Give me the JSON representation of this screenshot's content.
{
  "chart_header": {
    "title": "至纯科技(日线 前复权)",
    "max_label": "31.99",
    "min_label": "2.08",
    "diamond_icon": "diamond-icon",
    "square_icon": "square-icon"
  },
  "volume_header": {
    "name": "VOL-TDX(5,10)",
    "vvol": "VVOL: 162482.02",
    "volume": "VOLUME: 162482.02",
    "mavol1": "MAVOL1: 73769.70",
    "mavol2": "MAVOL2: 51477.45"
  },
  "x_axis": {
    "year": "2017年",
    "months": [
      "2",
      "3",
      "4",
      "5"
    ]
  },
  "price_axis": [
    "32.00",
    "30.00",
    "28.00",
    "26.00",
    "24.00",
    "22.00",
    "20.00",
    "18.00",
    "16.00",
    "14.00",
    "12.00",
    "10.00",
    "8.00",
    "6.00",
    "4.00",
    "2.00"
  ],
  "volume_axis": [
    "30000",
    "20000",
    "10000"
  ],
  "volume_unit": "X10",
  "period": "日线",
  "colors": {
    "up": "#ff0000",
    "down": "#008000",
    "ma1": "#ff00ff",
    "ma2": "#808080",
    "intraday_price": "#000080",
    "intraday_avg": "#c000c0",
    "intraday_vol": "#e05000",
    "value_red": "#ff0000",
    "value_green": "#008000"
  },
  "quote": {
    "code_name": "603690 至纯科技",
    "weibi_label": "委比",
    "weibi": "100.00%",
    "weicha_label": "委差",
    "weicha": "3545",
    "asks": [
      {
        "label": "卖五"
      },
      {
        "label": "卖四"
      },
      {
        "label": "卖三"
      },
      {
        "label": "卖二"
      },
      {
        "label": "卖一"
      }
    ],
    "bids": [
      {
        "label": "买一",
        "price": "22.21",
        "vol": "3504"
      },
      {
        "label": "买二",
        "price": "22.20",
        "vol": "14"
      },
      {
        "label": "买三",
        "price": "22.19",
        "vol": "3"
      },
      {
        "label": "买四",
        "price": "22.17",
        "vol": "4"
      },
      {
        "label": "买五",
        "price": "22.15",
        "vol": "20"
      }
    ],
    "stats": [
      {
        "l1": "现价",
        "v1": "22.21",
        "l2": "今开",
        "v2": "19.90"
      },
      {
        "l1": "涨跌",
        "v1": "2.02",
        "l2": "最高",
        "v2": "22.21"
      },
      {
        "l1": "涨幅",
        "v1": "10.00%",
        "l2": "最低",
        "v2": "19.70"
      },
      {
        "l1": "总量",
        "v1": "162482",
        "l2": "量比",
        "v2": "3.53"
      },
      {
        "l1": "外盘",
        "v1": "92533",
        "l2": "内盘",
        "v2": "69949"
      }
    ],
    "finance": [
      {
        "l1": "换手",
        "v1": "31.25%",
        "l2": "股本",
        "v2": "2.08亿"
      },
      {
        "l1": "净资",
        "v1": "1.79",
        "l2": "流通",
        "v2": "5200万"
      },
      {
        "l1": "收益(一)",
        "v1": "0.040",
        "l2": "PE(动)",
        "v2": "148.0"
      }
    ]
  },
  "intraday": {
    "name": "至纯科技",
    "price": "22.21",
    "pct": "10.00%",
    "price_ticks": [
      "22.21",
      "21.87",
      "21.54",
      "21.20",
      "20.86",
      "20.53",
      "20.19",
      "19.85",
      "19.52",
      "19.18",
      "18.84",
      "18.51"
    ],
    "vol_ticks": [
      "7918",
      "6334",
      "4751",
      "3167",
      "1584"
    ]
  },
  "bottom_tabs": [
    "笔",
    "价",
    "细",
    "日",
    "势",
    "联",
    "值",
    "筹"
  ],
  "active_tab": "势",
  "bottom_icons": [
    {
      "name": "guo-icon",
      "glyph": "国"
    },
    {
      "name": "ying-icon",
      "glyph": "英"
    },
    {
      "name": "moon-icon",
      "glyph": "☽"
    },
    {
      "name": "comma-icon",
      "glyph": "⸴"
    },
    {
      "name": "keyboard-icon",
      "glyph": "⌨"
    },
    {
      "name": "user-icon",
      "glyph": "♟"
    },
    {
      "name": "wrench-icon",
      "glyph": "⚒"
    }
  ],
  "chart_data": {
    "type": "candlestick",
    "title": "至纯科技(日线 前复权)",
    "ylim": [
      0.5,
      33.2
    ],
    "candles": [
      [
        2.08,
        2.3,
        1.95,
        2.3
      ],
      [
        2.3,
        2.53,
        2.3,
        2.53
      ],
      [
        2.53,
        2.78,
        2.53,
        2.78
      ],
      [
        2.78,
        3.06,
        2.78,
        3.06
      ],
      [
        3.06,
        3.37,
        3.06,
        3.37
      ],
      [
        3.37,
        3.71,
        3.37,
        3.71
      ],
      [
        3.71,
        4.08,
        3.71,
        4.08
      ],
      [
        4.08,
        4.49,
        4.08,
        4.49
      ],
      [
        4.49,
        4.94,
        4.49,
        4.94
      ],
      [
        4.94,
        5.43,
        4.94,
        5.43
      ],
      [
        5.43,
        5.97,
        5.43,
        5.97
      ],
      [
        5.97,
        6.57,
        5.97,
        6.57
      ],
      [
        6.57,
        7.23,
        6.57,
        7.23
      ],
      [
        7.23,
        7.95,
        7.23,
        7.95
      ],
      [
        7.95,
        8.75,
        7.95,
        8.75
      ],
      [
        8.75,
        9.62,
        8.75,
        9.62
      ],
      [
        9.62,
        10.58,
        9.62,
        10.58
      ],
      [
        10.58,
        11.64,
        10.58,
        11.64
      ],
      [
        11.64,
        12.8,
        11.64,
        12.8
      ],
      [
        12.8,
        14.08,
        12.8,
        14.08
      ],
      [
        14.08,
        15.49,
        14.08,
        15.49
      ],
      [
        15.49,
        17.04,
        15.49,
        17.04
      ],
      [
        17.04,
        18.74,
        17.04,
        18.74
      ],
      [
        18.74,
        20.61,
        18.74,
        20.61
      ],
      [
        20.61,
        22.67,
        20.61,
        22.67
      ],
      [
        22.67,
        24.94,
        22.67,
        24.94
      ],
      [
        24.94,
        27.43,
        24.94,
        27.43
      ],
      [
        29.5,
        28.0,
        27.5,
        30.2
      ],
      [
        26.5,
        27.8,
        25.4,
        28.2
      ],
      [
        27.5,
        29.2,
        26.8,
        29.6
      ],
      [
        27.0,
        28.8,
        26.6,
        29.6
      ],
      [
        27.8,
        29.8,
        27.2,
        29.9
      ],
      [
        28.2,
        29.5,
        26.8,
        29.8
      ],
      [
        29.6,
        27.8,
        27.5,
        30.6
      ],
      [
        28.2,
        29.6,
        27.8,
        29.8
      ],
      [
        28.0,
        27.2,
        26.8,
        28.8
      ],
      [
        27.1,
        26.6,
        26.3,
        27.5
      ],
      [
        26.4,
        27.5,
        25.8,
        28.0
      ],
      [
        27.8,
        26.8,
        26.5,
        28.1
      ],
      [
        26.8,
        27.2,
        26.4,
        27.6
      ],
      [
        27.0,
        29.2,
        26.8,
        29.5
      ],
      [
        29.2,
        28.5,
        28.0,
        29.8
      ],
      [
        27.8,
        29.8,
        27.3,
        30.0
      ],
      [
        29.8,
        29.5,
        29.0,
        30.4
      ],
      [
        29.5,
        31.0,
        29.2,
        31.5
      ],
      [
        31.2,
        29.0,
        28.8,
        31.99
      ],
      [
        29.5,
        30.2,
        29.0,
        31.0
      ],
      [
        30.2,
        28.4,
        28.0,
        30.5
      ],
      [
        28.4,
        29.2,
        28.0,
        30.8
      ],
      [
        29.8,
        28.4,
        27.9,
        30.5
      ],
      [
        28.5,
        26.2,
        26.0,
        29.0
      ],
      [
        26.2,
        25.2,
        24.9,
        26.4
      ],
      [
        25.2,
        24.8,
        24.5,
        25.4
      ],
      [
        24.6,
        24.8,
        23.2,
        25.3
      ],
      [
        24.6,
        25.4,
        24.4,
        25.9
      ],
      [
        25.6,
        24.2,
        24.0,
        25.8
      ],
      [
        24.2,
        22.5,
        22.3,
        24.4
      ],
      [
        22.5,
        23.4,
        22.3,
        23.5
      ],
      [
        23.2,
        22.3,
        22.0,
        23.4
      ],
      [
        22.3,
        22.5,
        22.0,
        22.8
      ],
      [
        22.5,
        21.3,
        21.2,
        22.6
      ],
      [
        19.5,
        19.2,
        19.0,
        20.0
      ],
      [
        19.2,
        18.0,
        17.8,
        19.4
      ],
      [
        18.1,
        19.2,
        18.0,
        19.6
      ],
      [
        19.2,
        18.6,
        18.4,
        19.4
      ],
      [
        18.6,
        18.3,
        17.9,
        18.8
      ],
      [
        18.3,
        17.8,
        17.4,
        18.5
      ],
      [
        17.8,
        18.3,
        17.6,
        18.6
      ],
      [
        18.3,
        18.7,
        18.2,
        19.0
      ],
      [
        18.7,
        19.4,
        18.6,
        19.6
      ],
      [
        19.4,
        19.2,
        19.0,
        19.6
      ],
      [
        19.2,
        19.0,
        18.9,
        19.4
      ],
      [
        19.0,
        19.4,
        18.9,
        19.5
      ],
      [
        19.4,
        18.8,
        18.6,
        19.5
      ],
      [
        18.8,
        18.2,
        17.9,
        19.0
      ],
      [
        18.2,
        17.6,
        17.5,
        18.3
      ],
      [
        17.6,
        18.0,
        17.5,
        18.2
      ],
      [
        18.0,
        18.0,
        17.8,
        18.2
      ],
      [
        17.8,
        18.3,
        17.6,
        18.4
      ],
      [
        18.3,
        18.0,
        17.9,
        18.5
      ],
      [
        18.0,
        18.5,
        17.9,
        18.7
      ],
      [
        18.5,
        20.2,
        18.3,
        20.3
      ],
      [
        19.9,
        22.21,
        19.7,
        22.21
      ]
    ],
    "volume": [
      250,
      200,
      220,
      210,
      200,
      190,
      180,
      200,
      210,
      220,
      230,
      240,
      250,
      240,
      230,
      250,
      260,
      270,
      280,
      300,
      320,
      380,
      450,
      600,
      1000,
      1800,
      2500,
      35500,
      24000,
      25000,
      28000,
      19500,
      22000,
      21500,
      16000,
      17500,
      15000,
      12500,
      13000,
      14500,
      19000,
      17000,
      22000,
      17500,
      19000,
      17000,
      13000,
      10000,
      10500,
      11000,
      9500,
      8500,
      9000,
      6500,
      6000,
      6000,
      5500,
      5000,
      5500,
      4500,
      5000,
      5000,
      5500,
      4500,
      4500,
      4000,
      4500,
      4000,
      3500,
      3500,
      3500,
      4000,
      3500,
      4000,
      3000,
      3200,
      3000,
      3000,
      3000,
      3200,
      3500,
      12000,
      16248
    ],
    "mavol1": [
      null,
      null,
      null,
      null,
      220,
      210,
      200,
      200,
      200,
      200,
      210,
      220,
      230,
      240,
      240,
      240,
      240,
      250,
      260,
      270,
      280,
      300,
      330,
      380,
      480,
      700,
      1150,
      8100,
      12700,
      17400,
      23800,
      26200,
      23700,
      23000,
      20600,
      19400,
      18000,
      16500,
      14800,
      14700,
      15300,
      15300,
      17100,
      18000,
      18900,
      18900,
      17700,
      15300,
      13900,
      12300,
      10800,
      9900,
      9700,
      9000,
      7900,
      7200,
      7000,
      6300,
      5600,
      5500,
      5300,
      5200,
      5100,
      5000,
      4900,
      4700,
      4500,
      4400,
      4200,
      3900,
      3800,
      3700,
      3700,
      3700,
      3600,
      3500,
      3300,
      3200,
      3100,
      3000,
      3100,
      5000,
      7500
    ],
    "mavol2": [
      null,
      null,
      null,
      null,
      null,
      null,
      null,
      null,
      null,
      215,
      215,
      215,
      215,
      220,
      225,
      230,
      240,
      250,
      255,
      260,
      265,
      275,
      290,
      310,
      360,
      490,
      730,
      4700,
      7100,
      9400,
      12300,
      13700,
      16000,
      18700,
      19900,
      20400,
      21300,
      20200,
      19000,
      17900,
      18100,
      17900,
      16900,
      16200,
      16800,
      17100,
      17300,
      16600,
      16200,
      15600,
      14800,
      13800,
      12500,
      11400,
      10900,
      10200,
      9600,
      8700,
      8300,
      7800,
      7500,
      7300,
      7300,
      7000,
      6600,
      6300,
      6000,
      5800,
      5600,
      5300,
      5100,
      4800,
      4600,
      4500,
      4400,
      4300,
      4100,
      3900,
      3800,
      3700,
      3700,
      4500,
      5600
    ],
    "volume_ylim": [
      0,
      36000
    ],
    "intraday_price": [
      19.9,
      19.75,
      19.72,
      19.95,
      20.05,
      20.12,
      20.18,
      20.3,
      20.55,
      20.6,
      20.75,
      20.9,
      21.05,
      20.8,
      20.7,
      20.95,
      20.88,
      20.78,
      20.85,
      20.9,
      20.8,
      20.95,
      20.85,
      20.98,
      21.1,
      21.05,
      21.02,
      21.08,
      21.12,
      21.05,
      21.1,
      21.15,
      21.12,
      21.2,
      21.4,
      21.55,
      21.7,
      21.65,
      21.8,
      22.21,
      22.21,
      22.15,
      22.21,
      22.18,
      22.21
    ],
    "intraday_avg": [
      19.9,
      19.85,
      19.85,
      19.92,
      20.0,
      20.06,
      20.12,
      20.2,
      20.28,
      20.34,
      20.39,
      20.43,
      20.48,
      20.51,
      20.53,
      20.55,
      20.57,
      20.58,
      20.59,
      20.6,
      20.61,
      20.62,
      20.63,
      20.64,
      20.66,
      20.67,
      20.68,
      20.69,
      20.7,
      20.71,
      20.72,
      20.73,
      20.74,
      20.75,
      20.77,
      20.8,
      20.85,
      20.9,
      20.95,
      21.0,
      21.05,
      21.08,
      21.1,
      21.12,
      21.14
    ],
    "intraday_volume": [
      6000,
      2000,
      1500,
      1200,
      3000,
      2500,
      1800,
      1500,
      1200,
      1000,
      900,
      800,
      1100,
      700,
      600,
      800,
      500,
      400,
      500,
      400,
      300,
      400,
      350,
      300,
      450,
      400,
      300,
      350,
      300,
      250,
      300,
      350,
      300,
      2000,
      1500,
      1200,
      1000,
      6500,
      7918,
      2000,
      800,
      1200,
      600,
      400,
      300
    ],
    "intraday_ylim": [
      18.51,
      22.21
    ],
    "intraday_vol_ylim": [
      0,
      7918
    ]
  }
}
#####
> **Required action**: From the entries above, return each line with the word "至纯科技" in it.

> **Result for this task**:
    "title": "至纯科技(日线 前复权)",
    "code_name": "603690 至纯科技",
    "name": "至纯科技",
    "title": "至纯科技(日线 前复权)",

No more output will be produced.